Labor Department spending increases more than collections
The U.S. Department of Labor's Wage and Hour Division spends 40 percent more to collect 17 percent more in back wages, a former assistant secretary of Labor says.
KENNEWICK, Wash. — The Obama administration has spent an average of $68 million more per year over four years to collect an average of $31 million more annually in back wages through the Wage and Hour Division of the Department of Labor, a former Labor official in the Bush administration says.
“It’s amazing they don’t have more to show for it,” Leon Sequeira said at the Washington Farm Labor Association’s Workforce Summit at Kennewick’s Three Rivers Convention Center, Feb. 12.
Sequeira, now a labor attorney in Kentucky, was assistant secretary of labor policy at DOL from 2007 to 2009 and was largely responsible for writing changes to the H-2A visa guestworker program that lasted only a year before the change in administrations.
“Since hope and change arrived in 2009, the department quit publishing enforcement statistics,” he said. A Freedom of Information Act request revealed that the Wage and Hour Division investigated 1,660 agricultural cases in 2012. That is slightly more than in 2008 and generated $5.2 million in back wages for 11,000 employees, Sequeira said. That’s about $472 per worker or $3,132 per case, not including penalties, he said.
But beyond agriculture, the division has averaged $214 million a year in collection of back wages they say employers owe, which is $31 million more per year than the Bush administration average, or a 17 percent increase, he said.

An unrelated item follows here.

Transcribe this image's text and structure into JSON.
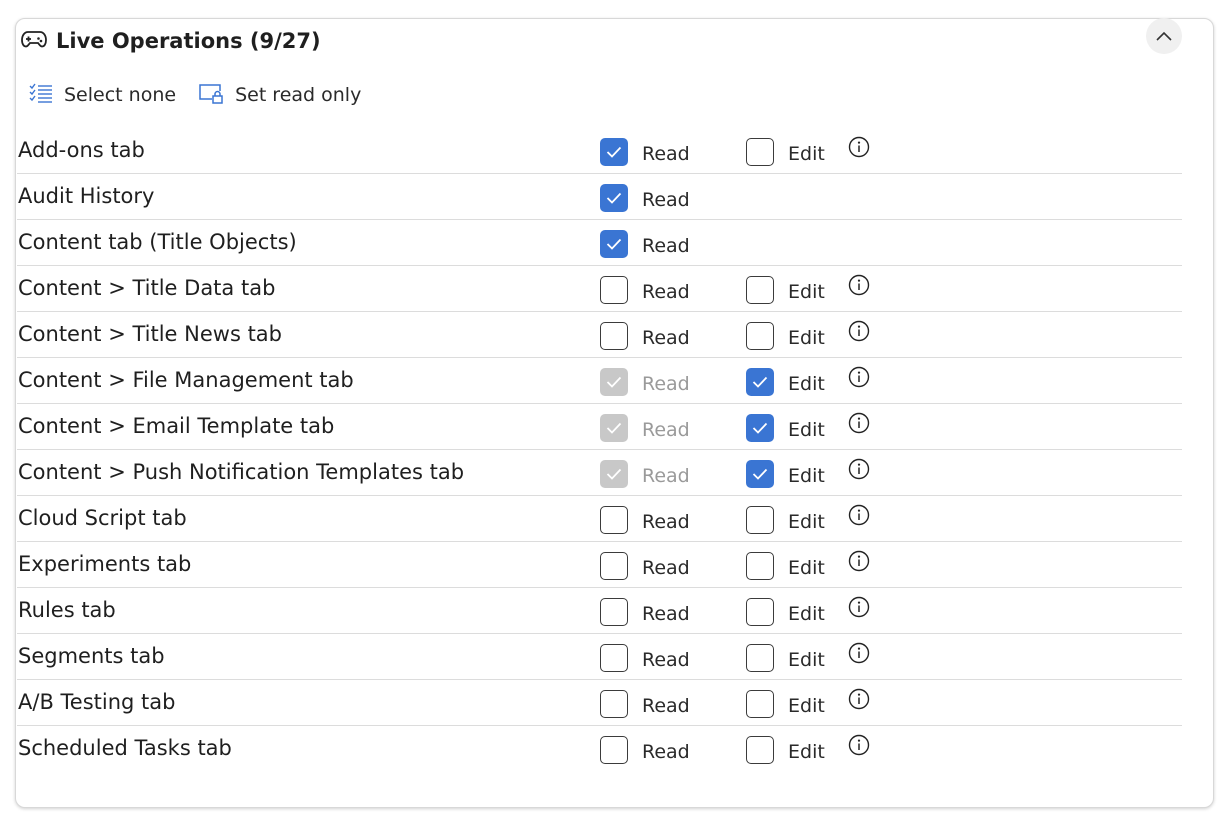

Even with budget sequestration, the Wage and Hour Division’s budget has risen 40 percent to $243 million anticipated for 2014 compared with $175 million in 2008, the last year of the Bush administration, Sequeira said. Staff has risen 55 percent, from 1,208 full-time-equivalent employees to 1,872 and the number of investigators increased from 731 to 1,132, he said. Investigations numbered 36,000 last year and the goal is 37,500 this year with two-thirds in targeted industries including agriculture, he said.
Fewer cases have been closed each year and it takes longer to close them, he said.
In a budget narrative to Congress, Wage and Hour Division officials stated “domestic and temporary non-immigrant agricultural workers endure low wages, unsafe housing and transportation and harsh working conditions,” Sequeira said.
“This blanket statement is shocking and not true. H-2A workers actually have more extensive labor protections than average employees,” he said.
About 29 percent of the division’s directed investigations and 22 percent of its complaint-based investigations result in no violations, he said. The division’s goal is 20 percent for both, he said.
“They want to find more violations. It’s their goal,” he said.
DOL’s use of “hot goods” orders to stop movement of Oregon blueberries was “outrageous” and hopefully a court ruling against it and the USDA consultation mandated in the new farm bill will reduce such occurrences, Sequeira said.
He advised growers to keep good records to be prepared for investigations and noted Wage and Hour investigates under the Fair Labor Standards Act, the Migrant and Seasonal Agricultural Worker Protection Act and H-2A regulations.
Investigators are checking for correct wages, piece rate, deductions, transportation and subsistence reimbursement, child labor, housing, vehicles and correct payment of domestic workers hired as corresponding workers to H-2A.